Reengineering the Human Body
The EyeThe EarThe SpineThe BladderThe HipsThe ArmsThe KneesThe LegsThe Heart
Today’s biotech entrepreneurs are confronting medical conditions head-on with innovative technologies -- some changing the way new procedures are marketed, others looking to drive down health care costs altogether. From head to toe, here are some promising companies who are transforming the human body -- one organ at a time.
The aftermath of an eye surgery can often be a painful one -- possible infections loom, as well as blurred vision and inflammation. I-Therapeutix, based in Waltham, Massachusetts, developed the I-ZIP bandage, a hydrogel coating that offers a suture-free method for healing cataract incisions. The company, which closed a $15 million round of venture capital in June, also hopes to aid glaucoma patients by creating gel-like eyelid inserts that will administer medication automatically.
Many hearing aids are ungainly; their sound can be muffled by surrounding noise. The Lyric hearing aid created by Insound Media, of Newark, California, fits deep in the ear canal, close to the eardrum, and can be worn 24 hours a day for months at a time. In addition to the high-quality sound, the devices promise users worry-free showers and comfortable sleep. The company is experimenting with a subscription-revenue model that covers replacements, upgrades, and visits to the audiologist; Insound Media charges an annual fee of $1,650, compared to the one-time price tag of $2,000 for most other hearing aid models.
Hoping to become the first company to effectively treat spinal cord injury, InVivo Therapeutics, of Cambridge, Massachusetts, has developed a biodegradable polymer. The substance can be injected into the spinal cord and forms a "scaffold" that reduces cell death and helps to support and repair the spinal cord. If the treatment works, it could dramatically reduce the lifetime cost of caring for those suffering from paralysis, which can rise to more than $3 million per patient.
Interstitial cystitis – also known as painful bladder syndrome – has been known to drastically decrease a sufferer's quality of life. But developers at Taris Biomedical, in Lexington, Massachusetts, are hoping their treatment, a tiny "pretzel" made of silicone that floats in the bladder and releases local anesthetic, will help relieve the chronic pain and frequent urination patients endure. The company, which raised $15 million in June, hopes to begin trial treatments in early 2010.
Most effective osteoporosis treatments require daily hormone injections.
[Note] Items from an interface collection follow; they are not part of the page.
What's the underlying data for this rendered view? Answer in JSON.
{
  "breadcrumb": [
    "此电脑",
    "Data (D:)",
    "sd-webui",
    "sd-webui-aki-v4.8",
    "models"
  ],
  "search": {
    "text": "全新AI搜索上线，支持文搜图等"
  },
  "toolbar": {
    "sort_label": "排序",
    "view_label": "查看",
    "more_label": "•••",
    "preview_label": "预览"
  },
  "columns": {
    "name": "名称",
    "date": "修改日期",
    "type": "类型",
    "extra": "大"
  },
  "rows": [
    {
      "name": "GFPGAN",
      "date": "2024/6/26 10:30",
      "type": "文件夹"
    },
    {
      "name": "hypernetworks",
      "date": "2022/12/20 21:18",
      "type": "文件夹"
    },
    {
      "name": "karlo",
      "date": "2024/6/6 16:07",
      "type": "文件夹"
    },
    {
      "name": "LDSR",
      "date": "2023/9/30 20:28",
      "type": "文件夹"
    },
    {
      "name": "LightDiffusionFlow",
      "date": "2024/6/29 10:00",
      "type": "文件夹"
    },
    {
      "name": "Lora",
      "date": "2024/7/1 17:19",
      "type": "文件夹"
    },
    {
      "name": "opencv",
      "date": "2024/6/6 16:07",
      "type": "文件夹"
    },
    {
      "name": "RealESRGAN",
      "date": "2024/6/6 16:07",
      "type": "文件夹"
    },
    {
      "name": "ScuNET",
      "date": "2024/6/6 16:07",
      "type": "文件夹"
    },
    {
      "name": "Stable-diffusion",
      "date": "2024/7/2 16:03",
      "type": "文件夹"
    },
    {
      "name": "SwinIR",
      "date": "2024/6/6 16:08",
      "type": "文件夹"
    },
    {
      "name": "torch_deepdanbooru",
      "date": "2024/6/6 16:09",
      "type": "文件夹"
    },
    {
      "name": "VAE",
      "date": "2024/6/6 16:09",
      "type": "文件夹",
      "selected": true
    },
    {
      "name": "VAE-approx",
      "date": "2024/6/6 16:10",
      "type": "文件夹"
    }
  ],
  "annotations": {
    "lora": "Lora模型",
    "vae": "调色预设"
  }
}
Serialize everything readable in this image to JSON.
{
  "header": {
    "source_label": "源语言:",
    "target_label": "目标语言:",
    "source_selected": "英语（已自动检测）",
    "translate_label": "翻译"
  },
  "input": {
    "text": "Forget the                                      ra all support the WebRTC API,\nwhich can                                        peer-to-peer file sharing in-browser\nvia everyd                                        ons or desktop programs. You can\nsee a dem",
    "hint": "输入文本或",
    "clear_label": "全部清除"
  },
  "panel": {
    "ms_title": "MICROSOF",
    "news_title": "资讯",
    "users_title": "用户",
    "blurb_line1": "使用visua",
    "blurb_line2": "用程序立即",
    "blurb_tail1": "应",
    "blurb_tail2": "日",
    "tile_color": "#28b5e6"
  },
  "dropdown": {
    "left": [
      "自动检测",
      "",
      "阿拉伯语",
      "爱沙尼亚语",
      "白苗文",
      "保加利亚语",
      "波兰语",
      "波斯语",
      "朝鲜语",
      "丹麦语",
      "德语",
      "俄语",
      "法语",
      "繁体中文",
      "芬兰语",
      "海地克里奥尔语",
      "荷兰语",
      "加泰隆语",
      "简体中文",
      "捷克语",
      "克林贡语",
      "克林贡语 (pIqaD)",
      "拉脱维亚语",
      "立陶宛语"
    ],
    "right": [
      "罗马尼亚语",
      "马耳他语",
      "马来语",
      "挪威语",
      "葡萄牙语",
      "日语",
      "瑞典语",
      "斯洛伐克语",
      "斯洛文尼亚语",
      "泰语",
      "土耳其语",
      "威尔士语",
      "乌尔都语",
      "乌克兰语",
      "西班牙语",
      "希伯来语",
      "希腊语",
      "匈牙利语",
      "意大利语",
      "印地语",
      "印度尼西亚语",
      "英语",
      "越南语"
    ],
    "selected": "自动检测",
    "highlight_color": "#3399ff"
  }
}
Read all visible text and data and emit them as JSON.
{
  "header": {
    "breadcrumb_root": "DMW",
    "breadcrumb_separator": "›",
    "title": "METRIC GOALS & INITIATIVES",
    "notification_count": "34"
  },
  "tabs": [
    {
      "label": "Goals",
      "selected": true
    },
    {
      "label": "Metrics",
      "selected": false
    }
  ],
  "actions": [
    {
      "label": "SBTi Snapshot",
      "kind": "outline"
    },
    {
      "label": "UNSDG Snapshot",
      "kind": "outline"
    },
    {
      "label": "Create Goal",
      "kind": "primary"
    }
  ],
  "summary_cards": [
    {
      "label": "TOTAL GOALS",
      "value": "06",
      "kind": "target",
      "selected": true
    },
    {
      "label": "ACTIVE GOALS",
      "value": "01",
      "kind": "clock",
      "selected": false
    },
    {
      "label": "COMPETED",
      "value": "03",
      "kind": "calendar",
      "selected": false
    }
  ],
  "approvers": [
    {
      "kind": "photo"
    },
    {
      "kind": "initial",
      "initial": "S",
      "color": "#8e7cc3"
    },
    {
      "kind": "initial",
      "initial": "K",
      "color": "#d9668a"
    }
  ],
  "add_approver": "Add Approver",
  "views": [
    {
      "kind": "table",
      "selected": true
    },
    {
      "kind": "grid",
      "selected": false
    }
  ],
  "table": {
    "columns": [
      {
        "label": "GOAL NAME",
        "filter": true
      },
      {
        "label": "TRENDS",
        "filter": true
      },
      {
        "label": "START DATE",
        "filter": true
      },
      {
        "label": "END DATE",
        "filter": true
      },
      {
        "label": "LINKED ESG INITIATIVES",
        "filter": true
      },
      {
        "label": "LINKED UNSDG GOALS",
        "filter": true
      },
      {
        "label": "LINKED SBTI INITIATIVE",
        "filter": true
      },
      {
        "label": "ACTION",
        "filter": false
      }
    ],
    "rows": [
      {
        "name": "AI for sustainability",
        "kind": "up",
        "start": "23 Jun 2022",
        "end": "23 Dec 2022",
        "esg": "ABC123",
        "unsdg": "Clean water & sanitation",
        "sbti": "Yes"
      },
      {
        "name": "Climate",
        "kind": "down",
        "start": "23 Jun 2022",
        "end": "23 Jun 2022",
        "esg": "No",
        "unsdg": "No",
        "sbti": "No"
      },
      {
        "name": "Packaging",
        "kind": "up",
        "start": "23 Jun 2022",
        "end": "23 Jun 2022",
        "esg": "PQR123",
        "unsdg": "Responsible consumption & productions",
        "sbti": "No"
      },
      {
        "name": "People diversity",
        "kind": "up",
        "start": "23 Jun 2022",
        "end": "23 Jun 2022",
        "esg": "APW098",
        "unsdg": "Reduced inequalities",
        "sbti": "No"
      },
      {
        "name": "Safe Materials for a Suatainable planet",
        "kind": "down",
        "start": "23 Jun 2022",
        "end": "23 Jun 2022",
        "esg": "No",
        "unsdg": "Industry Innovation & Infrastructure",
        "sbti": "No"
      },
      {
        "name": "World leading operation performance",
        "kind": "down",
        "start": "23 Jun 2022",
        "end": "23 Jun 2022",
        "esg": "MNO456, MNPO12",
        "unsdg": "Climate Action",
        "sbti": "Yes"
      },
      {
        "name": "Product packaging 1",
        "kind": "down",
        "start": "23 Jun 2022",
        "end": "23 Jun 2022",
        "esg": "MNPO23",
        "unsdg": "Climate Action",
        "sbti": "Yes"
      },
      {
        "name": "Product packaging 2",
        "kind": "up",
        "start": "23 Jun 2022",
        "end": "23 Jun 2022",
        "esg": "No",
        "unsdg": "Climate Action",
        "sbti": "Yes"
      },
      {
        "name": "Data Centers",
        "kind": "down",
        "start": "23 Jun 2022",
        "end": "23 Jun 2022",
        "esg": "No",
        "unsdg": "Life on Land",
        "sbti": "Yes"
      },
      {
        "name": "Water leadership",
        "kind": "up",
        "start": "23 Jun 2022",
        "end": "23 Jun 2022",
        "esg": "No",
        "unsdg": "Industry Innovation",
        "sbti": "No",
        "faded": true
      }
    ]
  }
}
MicroCHIPS of Bedford, Massachusetts, has created an implantable device that can deliver a drug dosage once a day, without fail, and can store as much as a year's worth of treatment in its reservoirs. The company, funded by a consortium of venture funds, hopes to build tiny "rescue" devices into its product that could sense low glucose levels in diabetics and even alert medical personnel to dangerously low levels of blood sugar.
Up to 75 percent of stroke survivors suffer from partial paralysis of an arm, and only 15 percent of them regain full control of their limbs through rehabilitation. So Charlestown, Massachusetts-based Myomo – through its new technology platform NeuroRobotics – created a bionic arm, which attaches to the paralyzed arm like a brace, and uses electronic feedback to help a patient regain movement in the affected muscles. The price will be $5,000 or less.
Knee-replacement surgery can be a painstaking process for both the patient and the surgeon. But rather than replacing an entire knee joint, ConforMIS has developed a procedure in which the joint can be scanned and "resurfaced," so that patient-specific problems can be addressed. Surgeons using the process can complete knee operations in 30 percent less time, the company says. With $80 million in funding, the Burlington, Massachusetts-based company also holds patents to apply the technology to the hip, ankle, and spine.
Arteries taken from one part of a patient's body during a surgical procedure to, say, remove a blood clot from the leg are sometimes damaged. In efforts to reduce the failure of artery grafts, Organovo, based in San Diego, is developing organ-printing technology that can create “tissue on demand” to rebuild blood vessels. The company’s bioprinter can produce three-dimensional patterns that grow into organs, providing surgeons with fresh blood vessels. Backed by a $5 million National Science Foundation grant, the company is planning to begin studies of the artificial tissue in lab animals this year.
The companies Corventis and Cardiac Concepts both aim to monitor the vitals of heart patients, so as to decrease post-operative heart failure. The AVIVO system by San Jose, California-based Corventis attaches to the chest like a large bandage, and transmits information wirelessly to doctors who are miles away, saving the patient money by reducing hospital visits. The fee for weekly service is about $400 to $700. Meanwhile, Cardiac Concepts, in Minnetonka, Minnesota, implants a device in the body that tracks changes in respiration; in particular, it is intended to prevent sleep apnea-induced heart problems. Think of it as a mechanical "nudge" from a bedmate when snoring too loudly.